(What to work on): Please copy out each entry, word for word.

*** Data for the task ***

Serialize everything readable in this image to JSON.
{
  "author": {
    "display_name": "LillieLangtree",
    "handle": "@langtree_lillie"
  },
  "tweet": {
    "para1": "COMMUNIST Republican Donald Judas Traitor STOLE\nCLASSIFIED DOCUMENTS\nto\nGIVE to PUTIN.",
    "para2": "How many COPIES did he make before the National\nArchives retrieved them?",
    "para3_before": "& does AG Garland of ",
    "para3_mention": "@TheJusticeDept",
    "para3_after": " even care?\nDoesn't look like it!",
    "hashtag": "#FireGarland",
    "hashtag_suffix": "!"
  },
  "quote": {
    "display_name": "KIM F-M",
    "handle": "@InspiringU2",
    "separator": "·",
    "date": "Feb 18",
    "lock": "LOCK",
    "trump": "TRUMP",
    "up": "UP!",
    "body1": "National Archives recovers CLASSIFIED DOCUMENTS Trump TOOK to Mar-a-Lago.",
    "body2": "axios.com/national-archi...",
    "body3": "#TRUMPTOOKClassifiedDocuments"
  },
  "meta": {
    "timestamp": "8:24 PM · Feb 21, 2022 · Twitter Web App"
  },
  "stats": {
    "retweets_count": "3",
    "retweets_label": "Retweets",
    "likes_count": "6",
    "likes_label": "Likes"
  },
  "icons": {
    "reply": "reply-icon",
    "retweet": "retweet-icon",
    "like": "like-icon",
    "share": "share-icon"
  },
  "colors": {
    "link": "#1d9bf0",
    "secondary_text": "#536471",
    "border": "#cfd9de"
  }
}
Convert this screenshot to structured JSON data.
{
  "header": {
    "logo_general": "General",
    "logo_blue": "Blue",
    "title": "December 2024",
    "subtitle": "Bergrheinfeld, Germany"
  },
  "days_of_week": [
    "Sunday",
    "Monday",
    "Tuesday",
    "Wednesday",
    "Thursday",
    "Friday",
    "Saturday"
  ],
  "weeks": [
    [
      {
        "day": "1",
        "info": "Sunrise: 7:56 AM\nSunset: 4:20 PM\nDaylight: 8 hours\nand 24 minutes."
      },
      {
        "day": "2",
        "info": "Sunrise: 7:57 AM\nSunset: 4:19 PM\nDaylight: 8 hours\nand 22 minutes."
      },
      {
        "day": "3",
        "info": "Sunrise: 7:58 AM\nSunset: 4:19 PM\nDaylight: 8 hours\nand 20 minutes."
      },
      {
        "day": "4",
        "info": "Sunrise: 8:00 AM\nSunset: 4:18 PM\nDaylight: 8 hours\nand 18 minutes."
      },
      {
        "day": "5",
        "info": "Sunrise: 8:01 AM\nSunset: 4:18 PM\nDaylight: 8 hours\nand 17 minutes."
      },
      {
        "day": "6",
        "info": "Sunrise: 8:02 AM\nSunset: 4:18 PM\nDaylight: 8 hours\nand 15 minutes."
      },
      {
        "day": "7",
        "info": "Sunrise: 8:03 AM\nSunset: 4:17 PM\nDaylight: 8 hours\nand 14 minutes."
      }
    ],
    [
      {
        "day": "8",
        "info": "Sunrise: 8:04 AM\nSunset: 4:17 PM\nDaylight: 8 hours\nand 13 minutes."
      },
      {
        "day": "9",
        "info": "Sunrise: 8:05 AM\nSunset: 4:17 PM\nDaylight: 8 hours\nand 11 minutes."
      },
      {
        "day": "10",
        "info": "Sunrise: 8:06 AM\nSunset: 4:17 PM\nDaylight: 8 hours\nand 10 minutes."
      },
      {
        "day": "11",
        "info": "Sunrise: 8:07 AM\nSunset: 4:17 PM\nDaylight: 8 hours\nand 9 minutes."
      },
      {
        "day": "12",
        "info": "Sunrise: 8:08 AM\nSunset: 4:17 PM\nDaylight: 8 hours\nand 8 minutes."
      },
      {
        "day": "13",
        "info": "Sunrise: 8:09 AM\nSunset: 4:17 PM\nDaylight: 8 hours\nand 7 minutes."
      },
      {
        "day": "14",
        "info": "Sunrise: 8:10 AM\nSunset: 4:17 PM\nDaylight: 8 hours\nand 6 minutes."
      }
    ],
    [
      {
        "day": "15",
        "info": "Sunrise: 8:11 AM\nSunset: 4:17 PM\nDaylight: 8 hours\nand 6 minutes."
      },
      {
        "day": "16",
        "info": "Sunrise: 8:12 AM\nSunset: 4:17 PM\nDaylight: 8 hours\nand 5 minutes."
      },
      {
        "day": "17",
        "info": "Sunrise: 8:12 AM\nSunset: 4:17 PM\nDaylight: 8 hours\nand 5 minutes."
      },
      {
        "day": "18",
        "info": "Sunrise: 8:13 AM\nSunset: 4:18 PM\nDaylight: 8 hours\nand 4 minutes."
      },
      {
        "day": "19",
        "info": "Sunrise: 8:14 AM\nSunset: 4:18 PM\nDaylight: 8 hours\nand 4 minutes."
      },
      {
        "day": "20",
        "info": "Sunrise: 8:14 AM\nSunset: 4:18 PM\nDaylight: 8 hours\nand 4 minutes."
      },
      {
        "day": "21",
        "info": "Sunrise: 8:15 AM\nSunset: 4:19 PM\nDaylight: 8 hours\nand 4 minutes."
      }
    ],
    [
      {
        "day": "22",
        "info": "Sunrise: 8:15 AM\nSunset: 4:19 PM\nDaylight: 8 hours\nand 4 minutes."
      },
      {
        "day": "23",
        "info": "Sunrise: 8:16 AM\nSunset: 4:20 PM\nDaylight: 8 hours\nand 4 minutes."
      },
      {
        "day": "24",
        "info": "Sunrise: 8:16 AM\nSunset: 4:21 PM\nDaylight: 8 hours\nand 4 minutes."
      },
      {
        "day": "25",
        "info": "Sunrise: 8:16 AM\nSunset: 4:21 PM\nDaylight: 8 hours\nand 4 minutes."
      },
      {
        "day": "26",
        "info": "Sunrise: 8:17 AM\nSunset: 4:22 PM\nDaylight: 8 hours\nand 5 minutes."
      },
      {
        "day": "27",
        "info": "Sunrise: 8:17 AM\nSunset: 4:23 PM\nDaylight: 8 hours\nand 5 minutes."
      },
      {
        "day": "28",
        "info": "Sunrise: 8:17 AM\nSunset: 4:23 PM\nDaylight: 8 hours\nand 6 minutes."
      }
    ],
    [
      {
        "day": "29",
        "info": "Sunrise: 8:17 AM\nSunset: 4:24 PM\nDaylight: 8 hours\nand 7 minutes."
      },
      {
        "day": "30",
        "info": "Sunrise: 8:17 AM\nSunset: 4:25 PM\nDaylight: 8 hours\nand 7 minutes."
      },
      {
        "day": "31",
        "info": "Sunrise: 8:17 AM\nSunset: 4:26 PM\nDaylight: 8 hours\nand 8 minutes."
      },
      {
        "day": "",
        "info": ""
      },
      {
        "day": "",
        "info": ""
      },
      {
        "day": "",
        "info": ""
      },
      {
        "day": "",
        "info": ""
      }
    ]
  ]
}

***

(Exercise output):
Serialize everything readable in this image to JSON.
{
  "author": {
    "display_name": "LillieLangtree",
    "handle": "@langtree_lillie"
  },
  "tweet": {
    "para1": "COMMUNIST Republican Donald Judas Traitor STOLE\nCLASSIFIED DOCUMENTS\nto\nGIVE to PUTIN.",
    "para2": "How many COPIES did he make before the National\nArchives retrieved them?",
    "para3_before": "& does AG Garland of ",
    "para3_mention": "@TheJusticeDept",
    "para3_after": " even care?\nDoesn't look like it!",
    "hashtag": "#FireGarland",
    "hashtag_suffix": "!"
  },
  "quote": {
    "display_name": "KIM F-M",
    "handle": "@InspiringU2",
    "separator": "·",
    "date": "Feb 18",
    "lock": "LOCK",
    "trump": "TRUMP",
    "up": "UP!",
    "body1": "National Archives recovers CLASSIFIED DOCUMENTS Trump TOOK to Mar-a-Lago.",
    "body2": "axios.com/national-archi...",
    "body3": "#TRUMPTOOKClassifiedDocuments"
  },
  "meta": {
    "timestamp": "8:24 PM · Feb 21, 2022 · Twitter Web App"
  },
  "stats": {
    "retweets_count": "3",
    "retweets_label": "Retweets",
    "likes_count": "6",
    "likes_label": "Likes"
  },
  "icons": {
    "reply": "reply-icon",
    "retweet": "retweet-icon",
    "like": "like-icon",
    "share": "share-icon"
  },
  "colors": {
    "link": "#1d9bf0",
    "secondary_text": "#536471",
    "border": "#cfd9de"
  }
}
Convert this screenshot to structured JSON data.
{
  "header": {
    "logo_general": "General",
    "logo_blue": "Blue",
    "title": "December 2024",
    "subtitle": "Bergrheinfeld, Germany"
  },
  "days_of_week": [
    "Sunday",
    "Monday",
    "Tuesday",
    "Wednesday",
    "Thursday",
    "Friday",
    "Saturday"
  ],
  "weeks": [
    [
      {
        "day": "1",
        "info": "Sunrise: 7:56 AM\nSunset: 4:20 PM\nDaylight: 8 hours\nand 24 minutes."
      },
      {
        "day": "2",
        "info": "Sunrise: 7:57 AM\nSunset: 4:19 PM\nDaylight: 8 hours\nand 22 minutes."
      },
      {
        "day": "3",
        "info": "Sunrise: 7:58 AM\nSunset: 4:19 PM\nDaylight: 8 hours\nand 20 minutes."
      },
      {
        "day": "4",
        "info": "Sunrise: 8:00 AM\nSunset: 4:18 PM\nDaylight: 8 hours\nand 18 minutes."
      },
      {
        "day": "5",
        "info": "Sunrise: 8:01 AM\nSunset: 4:18 PM\nDaylight: 8 hours\nand 17 minutes."
      },
      {
        "day": "6",
        "info": "Sunrise: 8:02 AM\nSunset: 4:18 PM\nDaylight: 8 hours\nand 15 minutes."
      },
      {
        "day": "7",
        "info": "Sunrise: 8:03 AM\nSunset: 4:17 PM\nDaylight: 8 hours\nand 14 minutes."
      }
    ],
    [
      {
        "day": "8",
        "info": "Sunrise: 8:04 AM\nSunset: 4:17 PM\nDaylight: 8 hours\nand 13 minutes."
      },
      {
        "day": "9",
        "info": "Sunrise: 8:05 AM\nSunset: 4:17 PM\nDaylight: 8 hours\nand 11 minutes."
      },
      {
        "day": "10",
        "info": "Sunrise: 8:06 AM\nSunset: 4:17 PM\nDaylight: 8 hours\nand 10 minutes."
      },
      {
        "day": "11",
        "info": "Sunrise: 8:07 AM\nSunset: 4:17 PM\nDaylight: 8 hours\nand 9 minutes."
      },
      {
        "day": "12",
        "info": "Sunrise: 8:08 AM\nSunset: 4:17 PM\nDaylight: 8 hours\nand 8 minutes."
      },
      {
        "day": "13",
        "info": "Sunrise: 8:09 AM\nSunset: 4:17 PM\nDaylight: 8 hours\nand 7 minutes."
      },
      {
        "day": "14",
        "info": "Sunrise: 8:10 AM\nSunset: 4:17 PM\nDaylight: 8 hours\nand 6 minutes."
      }
    ],
    [
      {
        "day": "15",
        "info": "Sunrise: 8:11 AM\nSunset: 4:17 PM\nDaylight: 8 hours\nand 6 minutes."
      },
      {
        "day": "16",
        "info": "Sunrise: 8:12 AM\nSunset: 4:17 PM\nDaylight: 8 hours\nand 5 minutes."
      },
      {
        "day": "17",
        "info": "Sunrise: 8:12 AM\nSunset: 4:17 PM\nDaylight: 8 hours\nand 5 minutes."
      },
      {
        "day": "18",
        "info": "Sunrise: 8:13 AM\nSunset: 4:18 PM\nDaylight: 8 hours\nand 4 minutes."
      },
      {
        "day": "19",
        "info": "Sunrise: 8:14 AM\nSunset: 4:18 PM\nDaylight: 8 hours\nand 4 minutes."
      },
      {
        "day": "20",
        "info": "Sunrise: 8:14 AM\nSunset: 4:18 PM\nDaylight: 8 hours\nand 4 minutes."
      },
      {
        "day": "21",
        "info": "Sunrise: 8:15 AM\nSunset: 4:19 PM\nDaylight: 8 hours\nand 4 minutes."
      }
    ],
    [
      {
        "day": "22",
        "info": "Sunrise: 8:15 AM\nSunset: 4:19 PM\nDaylight: 8 hours\nand 4 minutes."
      },
      {
        "day": "23",
        "info": "Sunrise: 8:16 AM\nSunset: 4:20 PM\nDaylight: 8 hours\nand 4 minutes."
      },
      {
        "day": "24",
        "info": "Sunrise: 8:16 AM\nSunset: 4:21 PM\nDaylight: 8 hours\nand 4 minutes."
      },
      {
        "day": "25",
        "info": "Sunrise: 8:16 AM\nSunset: 4:21 PM\nDaylight: 8 hours\nand 4 minutes."
      },
      {
        "day": "26",
        "info": "Sunrise: 8:17 AM\nSunset: 4:22 PM\nDaylight: 8 hours\nand 5 minutes."
      },
      {
        "day": "27",
        "info": "Sunrise: 8:17 AM\nSunset: 4:23 PM\nDaylight: 8 hours\nand 5 minutes."
      },
      {
        "day": "28",
        "info": "Sunrise: 8:17 AM\nSunset: 4:23 PM\nDaylight: 8 hours\nand 6 minutes."
      }
    ],
    [
      {
        "day": "29",
        "info": "Sunrise: 8:17 AM\nSunset: 4:24 PM\nDaylight: 8 hours\nand 7 minutes."
      },
      {
        "day": "30",
        "info": "Sunrise: 8:17 AM\nSunset: 4:25 PM\nDaylight: 8 hours\nand 7 minutes."
      },
      {
        "day": "31",
        "info": "Sunrise: 8:17 AM\nSunset: 4:26 PM\nDaylight: 8 hours\nand 8 minutes."
      },
      {
        "day": "",
        "info": ""
      },
      {
        "day": "",
        "info": ""
      },
      {
        "day": "",
        "info": ""
      },
      {
        "day": "",
        "info": ""
      }
    ]
  ]
}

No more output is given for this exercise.